    • Scarlet fever
    • Scarlet fever Caused by group A streptococcus (GAS) infection. manifested by a coarse, sandpaper-like, erythematous, blanching rash. This is accompanied by a strawberry tongue. Treatment: antibiotics you will feel it
    • Acute rheumatic fever (ARF)
    • Acute rheumatic fever The classic dermatologic manifestations of ARF are erythema marginatum transient macular lesions with central clearing found on the extensor surfaces of the proximal extremities and trunk. Less than 5 %
    • Kawasaki
    • Kawasaki a disease of unknown etiology. is usually seen in children less than 5 years of age. In addition to fever lasting >5 days, bilateral conjunctival injection. injected or fissured lips, injected pharynx or 'strawberry tongue' . erythema of the palms or soles, edema of the hands or feet or generalized or periungual desquamation. Don’t forget Rash. cervical lymphadenopathy . atypical
    • MYCOPLASMA Mild maculopapular rash. Eythema multiforme. Stevens –johnson syndrome.
    • Infectious mononucleosis
    • Infectious mononucleosis present with fever, sweats, anorexia, nausea, chills, sore throat, posterior cervical lymphadenopathy, splenomegaly, and a maculopapular rash. especially after the administration of ampicilin . Gentle abdominal exam
    • Bacterial endocarditis
    • Bactrial endocarditis mucocutaneous lesions include petechiae, splinter hemorrhages, Janeway lesions, and Osler's nodes Staph aurues is most common organisim
    • Meningococcal infection

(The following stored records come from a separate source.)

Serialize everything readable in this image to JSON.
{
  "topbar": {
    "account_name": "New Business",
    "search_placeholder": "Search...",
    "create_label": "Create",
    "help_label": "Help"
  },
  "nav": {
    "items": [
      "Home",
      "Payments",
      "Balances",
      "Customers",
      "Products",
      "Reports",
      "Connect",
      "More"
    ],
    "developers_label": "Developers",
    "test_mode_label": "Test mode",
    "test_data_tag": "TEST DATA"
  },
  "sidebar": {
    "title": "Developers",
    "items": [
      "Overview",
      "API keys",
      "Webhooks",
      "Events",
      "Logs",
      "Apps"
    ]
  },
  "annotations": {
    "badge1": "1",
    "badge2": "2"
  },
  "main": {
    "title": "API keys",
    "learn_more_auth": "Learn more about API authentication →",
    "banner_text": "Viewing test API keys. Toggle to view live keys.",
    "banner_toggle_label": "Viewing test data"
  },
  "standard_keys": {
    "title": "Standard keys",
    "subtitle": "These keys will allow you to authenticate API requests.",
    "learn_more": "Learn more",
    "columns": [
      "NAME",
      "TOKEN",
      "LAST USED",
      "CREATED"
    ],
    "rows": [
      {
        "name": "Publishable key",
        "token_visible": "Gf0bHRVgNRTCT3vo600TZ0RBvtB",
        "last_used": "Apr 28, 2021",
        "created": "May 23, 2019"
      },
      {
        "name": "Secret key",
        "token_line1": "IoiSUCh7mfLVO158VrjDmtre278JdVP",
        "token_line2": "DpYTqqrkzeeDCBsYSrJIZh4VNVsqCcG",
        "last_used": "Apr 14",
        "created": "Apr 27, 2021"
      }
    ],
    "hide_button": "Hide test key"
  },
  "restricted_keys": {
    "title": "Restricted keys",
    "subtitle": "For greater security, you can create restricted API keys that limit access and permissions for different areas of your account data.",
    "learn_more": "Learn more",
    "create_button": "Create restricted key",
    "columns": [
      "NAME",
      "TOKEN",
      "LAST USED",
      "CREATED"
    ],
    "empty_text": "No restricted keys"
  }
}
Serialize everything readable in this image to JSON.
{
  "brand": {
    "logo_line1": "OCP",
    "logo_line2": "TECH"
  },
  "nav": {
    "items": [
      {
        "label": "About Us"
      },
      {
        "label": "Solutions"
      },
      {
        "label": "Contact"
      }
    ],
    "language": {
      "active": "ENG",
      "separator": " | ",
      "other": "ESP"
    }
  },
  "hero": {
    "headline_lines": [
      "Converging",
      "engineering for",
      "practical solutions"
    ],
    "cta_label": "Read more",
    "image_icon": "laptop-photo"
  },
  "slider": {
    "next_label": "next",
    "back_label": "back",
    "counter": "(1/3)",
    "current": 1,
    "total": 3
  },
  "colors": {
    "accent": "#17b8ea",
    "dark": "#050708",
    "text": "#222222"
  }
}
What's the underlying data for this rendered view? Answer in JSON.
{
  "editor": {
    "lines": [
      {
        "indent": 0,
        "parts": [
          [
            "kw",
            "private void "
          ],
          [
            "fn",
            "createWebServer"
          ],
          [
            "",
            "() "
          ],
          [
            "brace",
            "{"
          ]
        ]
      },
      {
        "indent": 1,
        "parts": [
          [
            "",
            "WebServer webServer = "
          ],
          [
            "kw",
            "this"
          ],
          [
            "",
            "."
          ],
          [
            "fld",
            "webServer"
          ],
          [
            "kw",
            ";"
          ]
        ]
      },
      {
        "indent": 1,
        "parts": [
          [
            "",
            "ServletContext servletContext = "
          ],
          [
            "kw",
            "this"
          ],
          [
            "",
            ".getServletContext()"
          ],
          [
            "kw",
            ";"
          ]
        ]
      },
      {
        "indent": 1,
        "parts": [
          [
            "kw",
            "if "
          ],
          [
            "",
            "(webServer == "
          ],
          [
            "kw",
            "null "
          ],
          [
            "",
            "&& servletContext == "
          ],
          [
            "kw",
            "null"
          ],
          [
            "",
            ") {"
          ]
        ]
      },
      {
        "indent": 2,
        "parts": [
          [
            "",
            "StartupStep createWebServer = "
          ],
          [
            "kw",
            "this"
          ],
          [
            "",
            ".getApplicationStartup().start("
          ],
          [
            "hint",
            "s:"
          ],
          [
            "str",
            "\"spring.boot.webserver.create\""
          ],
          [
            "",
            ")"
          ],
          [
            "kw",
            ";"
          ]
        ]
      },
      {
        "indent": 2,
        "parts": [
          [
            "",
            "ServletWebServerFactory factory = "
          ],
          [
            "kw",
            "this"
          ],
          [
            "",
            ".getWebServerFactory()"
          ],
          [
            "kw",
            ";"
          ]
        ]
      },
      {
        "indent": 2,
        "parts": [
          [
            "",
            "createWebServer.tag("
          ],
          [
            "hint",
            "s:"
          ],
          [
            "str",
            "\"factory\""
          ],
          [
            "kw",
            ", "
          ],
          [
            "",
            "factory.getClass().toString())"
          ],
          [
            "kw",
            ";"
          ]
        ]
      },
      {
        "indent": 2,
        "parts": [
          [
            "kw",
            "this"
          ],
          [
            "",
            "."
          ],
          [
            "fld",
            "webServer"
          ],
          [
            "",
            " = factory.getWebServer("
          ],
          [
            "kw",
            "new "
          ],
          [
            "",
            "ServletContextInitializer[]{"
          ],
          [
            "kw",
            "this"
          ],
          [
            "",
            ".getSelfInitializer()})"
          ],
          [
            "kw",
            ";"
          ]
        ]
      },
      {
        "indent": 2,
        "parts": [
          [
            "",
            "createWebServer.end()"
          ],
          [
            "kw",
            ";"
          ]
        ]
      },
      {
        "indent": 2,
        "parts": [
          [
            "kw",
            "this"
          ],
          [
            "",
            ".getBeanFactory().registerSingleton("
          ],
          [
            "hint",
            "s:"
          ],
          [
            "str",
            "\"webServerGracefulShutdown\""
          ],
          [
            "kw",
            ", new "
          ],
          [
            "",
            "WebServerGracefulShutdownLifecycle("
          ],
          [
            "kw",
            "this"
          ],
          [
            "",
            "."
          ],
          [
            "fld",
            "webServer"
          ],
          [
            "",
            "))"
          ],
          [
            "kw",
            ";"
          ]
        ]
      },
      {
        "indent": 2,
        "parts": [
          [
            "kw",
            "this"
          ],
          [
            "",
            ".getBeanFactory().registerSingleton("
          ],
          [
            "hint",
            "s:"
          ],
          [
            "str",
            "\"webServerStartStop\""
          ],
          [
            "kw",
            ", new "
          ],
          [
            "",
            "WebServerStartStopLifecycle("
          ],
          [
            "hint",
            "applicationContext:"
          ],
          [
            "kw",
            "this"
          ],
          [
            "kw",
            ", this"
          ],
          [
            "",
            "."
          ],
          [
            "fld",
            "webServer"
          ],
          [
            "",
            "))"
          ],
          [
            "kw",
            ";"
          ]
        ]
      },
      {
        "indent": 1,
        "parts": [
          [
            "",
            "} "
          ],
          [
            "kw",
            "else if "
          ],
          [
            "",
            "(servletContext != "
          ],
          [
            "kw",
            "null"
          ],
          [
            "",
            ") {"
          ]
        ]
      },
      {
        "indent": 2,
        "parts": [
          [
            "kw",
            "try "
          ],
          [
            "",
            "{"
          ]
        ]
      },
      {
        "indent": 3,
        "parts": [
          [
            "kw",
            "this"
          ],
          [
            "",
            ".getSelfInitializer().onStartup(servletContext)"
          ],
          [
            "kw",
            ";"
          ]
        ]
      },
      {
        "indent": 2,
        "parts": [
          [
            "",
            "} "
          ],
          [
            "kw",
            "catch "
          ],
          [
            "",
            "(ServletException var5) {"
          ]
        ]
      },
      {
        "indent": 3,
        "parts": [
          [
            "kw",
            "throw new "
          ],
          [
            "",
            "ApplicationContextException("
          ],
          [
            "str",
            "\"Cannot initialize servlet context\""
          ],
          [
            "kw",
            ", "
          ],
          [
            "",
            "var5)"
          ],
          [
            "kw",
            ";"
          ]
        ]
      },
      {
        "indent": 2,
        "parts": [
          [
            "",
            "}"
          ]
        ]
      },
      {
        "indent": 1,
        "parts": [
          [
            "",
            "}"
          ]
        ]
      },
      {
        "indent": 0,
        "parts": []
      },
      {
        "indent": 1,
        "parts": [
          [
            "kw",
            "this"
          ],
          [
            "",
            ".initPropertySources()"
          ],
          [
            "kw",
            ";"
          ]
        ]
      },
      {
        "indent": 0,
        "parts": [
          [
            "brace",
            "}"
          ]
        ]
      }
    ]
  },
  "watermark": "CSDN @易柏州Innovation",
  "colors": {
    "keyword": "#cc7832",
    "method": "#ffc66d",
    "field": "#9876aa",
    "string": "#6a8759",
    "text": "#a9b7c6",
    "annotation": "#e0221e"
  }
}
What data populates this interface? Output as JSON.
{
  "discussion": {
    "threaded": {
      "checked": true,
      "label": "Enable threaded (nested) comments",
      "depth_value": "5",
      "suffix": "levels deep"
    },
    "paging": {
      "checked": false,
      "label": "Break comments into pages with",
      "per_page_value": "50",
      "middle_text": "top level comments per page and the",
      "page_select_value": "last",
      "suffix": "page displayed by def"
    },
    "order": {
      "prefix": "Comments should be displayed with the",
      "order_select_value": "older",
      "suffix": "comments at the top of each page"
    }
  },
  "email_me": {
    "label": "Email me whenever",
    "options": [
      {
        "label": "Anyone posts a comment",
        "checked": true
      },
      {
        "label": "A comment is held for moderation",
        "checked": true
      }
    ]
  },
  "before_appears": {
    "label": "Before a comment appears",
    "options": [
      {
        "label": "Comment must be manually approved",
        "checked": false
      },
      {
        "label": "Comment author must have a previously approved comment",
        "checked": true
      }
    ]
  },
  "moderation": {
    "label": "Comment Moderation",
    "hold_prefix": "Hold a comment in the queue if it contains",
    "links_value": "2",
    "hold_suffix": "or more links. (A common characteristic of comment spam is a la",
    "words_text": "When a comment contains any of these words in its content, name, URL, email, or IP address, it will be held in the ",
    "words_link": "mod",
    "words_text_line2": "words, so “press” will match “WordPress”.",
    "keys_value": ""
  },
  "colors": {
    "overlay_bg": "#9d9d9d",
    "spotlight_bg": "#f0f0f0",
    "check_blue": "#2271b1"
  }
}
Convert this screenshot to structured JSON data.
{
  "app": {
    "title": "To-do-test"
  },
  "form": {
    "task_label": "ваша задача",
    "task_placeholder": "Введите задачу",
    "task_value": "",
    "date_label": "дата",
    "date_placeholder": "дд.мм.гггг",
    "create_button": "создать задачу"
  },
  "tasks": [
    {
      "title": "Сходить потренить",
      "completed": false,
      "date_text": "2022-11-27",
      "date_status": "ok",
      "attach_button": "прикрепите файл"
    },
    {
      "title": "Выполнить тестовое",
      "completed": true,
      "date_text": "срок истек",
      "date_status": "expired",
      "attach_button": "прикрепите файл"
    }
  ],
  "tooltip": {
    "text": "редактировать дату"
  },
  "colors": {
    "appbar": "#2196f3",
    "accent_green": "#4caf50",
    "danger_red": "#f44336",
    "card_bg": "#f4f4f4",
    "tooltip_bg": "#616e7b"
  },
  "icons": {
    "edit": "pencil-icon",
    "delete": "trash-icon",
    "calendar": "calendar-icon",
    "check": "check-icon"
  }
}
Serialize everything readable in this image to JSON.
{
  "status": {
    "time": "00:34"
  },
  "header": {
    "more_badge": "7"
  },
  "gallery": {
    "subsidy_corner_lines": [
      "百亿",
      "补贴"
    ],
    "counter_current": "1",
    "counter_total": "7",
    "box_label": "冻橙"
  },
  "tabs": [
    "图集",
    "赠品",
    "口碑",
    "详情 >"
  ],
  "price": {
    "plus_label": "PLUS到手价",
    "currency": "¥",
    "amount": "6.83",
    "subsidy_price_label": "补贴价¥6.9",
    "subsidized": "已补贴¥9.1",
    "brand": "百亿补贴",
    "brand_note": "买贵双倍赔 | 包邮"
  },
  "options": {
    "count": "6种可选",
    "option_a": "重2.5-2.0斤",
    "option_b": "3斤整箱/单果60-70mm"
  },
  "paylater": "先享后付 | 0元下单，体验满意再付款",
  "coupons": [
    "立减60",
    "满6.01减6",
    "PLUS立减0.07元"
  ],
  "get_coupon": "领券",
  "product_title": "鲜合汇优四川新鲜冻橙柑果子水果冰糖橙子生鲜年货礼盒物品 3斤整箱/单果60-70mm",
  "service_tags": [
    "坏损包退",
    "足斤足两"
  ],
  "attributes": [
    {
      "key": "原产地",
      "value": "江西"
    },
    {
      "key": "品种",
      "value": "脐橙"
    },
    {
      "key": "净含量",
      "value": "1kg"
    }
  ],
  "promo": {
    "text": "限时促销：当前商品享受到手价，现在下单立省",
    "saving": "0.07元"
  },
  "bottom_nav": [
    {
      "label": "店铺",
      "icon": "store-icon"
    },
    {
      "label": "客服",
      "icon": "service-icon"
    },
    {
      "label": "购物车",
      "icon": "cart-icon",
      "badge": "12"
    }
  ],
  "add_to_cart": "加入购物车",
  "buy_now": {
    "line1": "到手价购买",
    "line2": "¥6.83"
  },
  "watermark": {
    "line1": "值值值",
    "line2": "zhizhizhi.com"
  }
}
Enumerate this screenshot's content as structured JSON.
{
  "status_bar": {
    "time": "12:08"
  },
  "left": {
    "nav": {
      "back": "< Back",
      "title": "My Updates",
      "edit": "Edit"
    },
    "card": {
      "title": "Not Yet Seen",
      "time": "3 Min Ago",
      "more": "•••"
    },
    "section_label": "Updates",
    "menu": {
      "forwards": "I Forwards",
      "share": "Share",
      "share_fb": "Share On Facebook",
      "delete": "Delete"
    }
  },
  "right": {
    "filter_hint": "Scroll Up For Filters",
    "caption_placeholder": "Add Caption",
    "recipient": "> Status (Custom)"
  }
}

    • Meningococcal infection In addition to fever, headache, and nausea, rash Early lesions may be macular, but rapidly increasing numbers of petechial or purpuric lesions can develop on the distal extremities and trunk, usually sparing the palms and soles ANTIBOTICS, ANTIBOTICS, ANTIBOTICS,